However, residents remain unconvinced and are now demanding an internal inquiry to investigate into the incident.
“It cannot be that three healthy trees were felled without intending to benefit the shop. It could be some individual’s whimsical act – someone who must be definitely associated with Levi’s – and Levi’s as an organization cannot absolve itself of any responsibility. We want them to initiate an inquiry,” responded Sarfy, a resident of Koramangala in his reply to Chatterjee’s mail.
His neighbour Hiroo too was skeptical about the position of Levi’s. “If the organization really believed in protecting greenery, why didn’t they protect the trees? Why didn’t they stop this from happening? What if someone throws garbage in front of their store? Will they still take it lying down, and wash their hands off the whole issue?”, Hiroo questioned.
Another Koramangala resident and civic activist, Major Kapur, sarcastically suggested that Levi’s should perhaps transplant healthy trees and name them after the Levi’s brand.
However, Chatterjee is not amused by their comments and has termed their opinions as ‘circumstantial logic’. “Does it mean that none of the people who are criticizing Levi’s own a single piece of wooden furniture? Assuming that like most households, they do own such furniture, would that make them responsible for felling trees to contribute to their living comforts?” he wondered, in his second mail to the residents.
In a conciliatory gesture, Chatterjee has suggested organizing a joint ‘Make Bangalore Green’ initiative to promote environmental awareness. “Just imagine – 2000 people across Bangalore planting 20000 saplings on one day!

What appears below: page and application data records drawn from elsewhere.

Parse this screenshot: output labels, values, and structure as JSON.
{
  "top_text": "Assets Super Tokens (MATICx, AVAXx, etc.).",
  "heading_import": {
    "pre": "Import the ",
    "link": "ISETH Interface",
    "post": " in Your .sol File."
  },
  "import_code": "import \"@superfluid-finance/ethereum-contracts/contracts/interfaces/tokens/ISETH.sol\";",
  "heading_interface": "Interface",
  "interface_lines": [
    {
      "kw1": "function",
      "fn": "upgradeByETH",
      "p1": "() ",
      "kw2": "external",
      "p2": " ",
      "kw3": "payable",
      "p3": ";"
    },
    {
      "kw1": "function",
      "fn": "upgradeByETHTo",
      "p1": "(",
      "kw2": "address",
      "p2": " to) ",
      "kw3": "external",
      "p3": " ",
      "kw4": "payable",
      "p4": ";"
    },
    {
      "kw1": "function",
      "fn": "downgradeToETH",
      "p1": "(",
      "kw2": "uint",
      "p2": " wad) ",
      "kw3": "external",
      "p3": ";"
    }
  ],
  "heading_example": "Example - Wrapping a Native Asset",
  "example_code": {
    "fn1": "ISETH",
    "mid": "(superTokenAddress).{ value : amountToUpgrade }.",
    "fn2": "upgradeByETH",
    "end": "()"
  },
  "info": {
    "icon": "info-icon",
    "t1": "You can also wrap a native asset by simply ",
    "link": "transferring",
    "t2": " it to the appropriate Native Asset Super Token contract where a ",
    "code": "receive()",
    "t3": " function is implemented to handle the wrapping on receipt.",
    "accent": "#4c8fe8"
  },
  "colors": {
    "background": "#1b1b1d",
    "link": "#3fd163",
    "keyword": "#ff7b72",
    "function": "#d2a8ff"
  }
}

We would love to participate because we are keenly looking at making our products completely environment friendly – using organic cotton, organically processed dyestuff,” he added.
Even as the blame game continues, the real culprits are still at large. Will they ever be identified? The answer remains elusive.